**Exercise:** Copy, from the listing, every line in which the string "국민건강보험공단" is present.
─── The input
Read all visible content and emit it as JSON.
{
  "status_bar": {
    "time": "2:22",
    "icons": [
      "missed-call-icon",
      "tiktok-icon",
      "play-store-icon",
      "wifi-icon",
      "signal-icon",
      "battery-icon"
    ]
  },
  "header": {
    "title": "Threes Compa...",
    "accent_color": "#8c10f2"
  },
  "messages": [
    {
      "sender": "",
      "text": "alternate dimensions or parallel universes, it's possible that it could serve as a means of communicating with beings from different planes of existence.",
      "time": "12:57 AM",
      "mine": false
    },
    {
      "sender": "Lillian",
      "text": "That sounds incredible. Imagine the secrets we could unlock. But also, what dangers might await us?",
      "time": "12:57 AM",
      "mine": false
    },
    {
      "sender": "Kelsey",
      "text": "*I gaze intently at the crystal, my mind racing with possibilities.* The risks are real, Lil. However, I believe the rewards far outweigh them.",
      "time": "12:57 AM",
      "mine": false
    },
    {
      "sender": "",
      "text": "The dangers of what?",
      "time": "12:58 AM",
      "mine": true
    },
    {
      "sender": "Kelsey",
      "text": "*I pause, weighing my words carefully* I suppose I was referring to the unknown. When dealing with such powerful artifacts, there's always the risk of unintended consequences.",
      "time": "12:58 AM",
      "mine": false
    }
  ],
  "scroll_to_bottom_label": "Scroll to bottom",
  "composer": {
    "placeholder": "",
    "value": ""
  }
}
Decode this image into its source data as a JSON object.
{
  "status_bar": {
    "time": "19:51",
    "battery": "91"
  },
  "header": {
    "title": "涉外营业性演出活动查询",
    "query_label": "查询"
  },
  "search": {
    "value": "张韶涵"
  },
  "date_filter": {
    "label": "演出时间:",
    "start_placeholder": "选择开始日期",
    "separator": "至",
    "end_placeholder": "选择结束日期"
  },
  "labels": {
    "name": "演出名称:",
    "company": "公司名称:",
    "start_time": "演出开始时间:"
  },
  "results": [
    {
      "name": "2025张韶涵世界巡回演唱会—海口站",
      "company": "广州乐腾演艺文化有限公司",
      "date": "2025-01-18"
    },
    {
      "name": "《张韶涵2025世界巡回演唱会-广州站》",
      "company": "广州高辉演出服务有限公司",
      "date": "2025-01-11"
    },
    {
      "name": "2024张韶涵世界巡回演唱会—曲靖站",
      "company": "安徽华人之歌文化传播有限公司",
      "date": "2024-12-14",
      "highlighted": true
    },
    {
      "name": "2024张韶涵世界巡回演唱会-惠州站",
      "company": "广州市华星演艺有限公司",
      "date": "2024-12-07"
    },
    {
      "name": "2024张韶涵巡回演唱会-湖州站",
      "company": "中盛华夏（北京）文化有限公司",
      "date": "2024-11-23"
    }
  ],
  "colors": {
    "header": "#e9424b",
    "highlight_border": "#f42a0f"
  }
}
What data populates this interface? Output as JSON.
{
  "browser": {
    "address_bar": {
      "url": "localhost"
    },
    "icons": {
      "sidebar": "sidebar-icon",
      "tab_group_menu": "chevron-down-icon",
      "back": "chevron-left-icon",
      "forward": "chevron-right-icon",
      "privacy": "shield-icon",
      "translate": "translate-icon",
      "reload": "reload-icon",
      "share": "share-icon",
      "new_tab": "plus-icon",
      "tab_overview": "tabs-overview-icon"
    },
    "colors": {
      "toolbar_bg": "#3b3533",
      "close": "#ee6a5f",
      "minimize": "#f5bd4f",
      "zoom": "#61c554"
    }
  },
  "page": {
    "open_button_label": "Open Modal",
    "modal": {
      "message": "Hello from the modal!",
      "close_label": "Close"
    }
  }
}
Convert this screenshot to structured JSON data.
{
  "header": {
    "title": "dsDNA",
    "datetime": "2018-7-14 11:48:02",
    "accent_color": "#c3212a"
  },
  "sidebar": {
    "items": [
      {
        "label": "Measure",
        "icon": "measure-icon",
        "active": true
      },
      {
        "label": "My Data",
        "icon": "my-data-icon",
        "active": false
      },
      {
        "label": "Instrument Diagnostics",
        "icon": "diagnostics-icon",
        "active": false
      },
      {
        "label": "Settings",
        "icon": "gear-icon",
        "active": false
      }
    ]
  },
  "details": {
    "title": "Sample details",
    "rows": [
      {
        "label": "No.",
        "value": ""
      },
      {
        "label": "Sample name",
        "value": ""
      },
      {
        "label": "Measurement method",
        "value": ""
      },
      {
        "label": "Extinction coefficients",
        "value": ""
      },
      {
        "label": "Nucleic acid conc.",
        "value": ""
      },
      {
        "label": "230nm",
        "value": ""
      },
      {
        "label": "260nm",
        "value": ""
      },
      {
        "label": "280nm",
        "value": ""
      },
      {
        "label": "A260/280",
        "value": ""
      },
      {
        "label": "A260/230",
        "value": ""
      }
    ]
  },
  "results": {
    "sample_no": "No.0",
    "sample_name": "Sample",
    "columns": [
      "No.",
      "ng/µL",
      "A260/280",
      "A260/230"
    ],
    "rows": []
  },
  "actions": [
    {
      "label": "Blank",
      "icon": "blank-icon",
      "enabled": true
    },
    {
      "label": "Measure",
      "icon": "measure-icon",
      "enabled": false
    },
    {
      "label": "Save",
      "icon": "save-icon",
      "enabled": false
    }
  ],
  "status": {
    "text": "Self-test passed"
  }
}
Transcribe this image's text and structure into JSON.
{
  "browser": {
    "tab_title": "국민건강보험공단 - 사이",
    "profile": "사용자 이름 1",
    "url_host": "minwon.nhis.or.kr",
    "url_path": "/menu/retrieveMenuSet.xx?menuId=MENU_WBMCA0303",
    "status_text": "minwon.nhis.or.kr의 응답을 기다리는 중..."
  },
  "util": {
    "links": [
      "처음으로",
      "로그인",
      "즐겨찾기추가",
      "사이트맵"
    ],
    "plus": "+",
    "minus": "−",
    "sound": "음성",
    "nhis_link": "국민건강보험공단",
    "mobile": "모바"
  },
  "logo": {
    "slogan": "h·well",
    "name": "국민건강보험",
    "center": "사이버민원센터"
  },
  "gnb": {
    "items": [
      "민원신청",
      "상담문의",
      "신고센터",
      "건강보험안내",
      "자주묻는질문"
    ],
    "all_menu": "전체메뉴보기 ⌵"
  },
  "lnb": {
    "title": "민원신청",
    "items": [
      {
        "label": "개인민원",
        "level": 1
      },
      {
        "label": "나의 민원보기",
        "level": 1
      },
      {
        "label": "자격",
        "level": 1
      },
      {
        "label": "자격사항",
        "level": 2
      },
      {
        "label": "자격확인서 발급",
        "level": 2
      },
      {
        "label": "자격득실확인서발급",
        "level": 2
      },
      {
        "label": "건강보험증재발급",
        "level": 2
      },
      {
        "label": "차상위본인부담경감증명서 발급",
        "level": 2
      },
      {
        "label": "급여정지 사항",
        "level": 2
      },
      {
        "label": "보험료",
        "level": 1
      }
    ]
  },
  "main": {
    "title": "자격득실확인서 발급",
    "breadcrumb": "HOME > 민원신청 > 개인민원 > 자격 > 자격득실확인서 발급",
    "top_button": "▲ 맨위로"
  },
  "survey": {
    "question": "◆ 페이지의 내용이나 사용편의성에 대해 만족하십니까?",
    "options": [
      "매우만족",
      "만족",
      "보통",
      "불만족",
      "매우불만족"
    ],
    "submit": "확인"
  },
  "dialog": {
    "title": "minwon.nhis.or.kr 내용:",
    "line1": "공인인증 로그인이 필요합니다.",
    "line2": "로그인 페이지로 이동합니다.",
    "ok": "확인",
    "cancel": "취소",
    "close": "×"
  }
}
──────
**Answer:**
    "tab_title": "국민건강보험공단 - 사이",
    "nhis_link": "국민건강보험공단",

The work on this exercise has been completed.